The irony is: Unlike Governor Bobby Jindal or the majority of the Louisiana legislature, the Louisiana High School Athletic Association actually has standards. The LHSAA doesn’t like it when member schools attempt to cheat the system by stealing athletes from other schools. They understand that high school athletics, particularly high school football, can be a cash cow, and as a result, there may be an incentive for some schools to “game” the system.
A couple of months ago, the Jindal Administration’s and the Louisiana legislature’s attempts at coercing the LHSAA were dealt a death blow at the Louisiana State Supreme Court. You can read the case here.

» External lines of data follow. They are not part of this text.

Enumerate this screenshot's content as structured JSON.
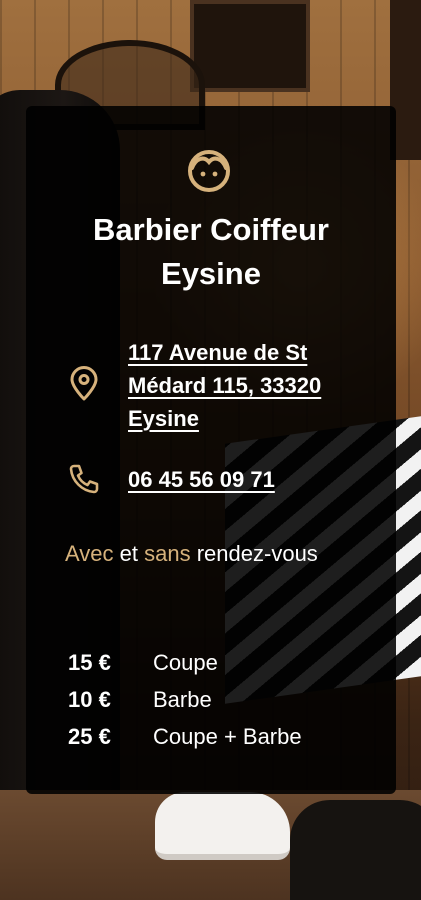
{
  "business": {
    "title_line1": "Barbier Coiffeur",
    "title_line2": "Eysine",
    "logo_icon": "barber-face-icon"
  },
  "contact": {
    "address_line1": "117 Avenue de St",
    "address_line2": "Médard 115, 33320",
    "address_line3": "Eysine",
    "address_icon": "map-pin-icon",
    "phone": "06 45 56 09 71",
    "phone_icon": "phone-icon"
  },
  "hours": {
    "word1": "Avec",
    "word2": "et",
    "word3": "sans",
    "word4": "rendez-vous"
  },
  "prices": [
    {
      "amount": "15 €",
      "label": "Coupe"
    },
    {
      "amount": "10 €",
      "label": "Barbe"
    },
    {
      "amount": "25 €",
      "label": "Coupe + Barbe"
    }
  ],
  "colors": {
    "accent_gold": "#d6b27c",
    "text": "#ffffff",
    "card_background": "rgba(0,0,0,0.88)"
  }
}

It’s a doozy.
But the facts are pretty simple: the Louisiana legislature, at Jindal’s behest, passed a bill that required the LHSAA to allow home school students the ability to participate in their sanctioned events. Basically, home school students would become “free agents” in the lucrative world of high school football. The law violated the LSHAA’s own bylaws, which provide a framework for qualifying schools and students.
Jindal, under the banner of “school choice,” attempted to force the LHSAA, by law, to change its practices, even though neither he nor the legislature attempted to interfere with the bylaws of other, privately-held Christian athletic associations. Moreover, the Jindal administration asked the courts to rule that the LHSAA was a “quasi-public” organization, a distinction that likely made no real difference. The LHSAA was organized as a private non-profit corporation. Labeling it “quasi-public” merely meant the legislative auditor could review its annual financial reports, something already done by the IRS or anyone with a subscription to GuideStar.com.
In their amicus brief to the Louisiana Supreme Court, the Jindal administration spends an inordinate amount of time talking about Tim Tebow. Quoting (bold mine):
Perhaps the most well-known beneficiary of Florida’s Craig Dickinson Act is Tim Tebow. The statute allowed Tebow, who was home-schooled, to play football at Allen D. Nease High School in Ponte Verde, Florida. Tebow’s exploits as a high school football player are the stuff of legend in Florida. It is also common knowledge that Tebow, as the quarterback of the University of Florida football team, won the Heisman Trophy in 2007 — the award given to the most outstanding college football player in the country. Tebow helped lead the University of Florida football team to two college football national championships — one in 2006 and another in 2008. At the end of his college football career, Tebow held the all-time Southeastern Conference records for passing efficiency and rushing touchdowns. As a result of his accomplishments on the football field, Tebow became perhaps the most recognizable ambassador for the University of Florida and currently is a prominent professional quarterback in the National Football League.
It is a bit sobering to realize that if a student athlete like Tebow were residing in Louisiana today, the LHSAA would be opposing legislation that would allow him, as a home-schooled student, to play high school football and perhaps pursue an athletic scholarship to a university like LSU. In other words, if the LHSAA were to prevail here and have Louisiana’s legislation declared unconstitutional, the LHSAA would thwart the development of home-schooled student athletes like Tebow in Louisiana.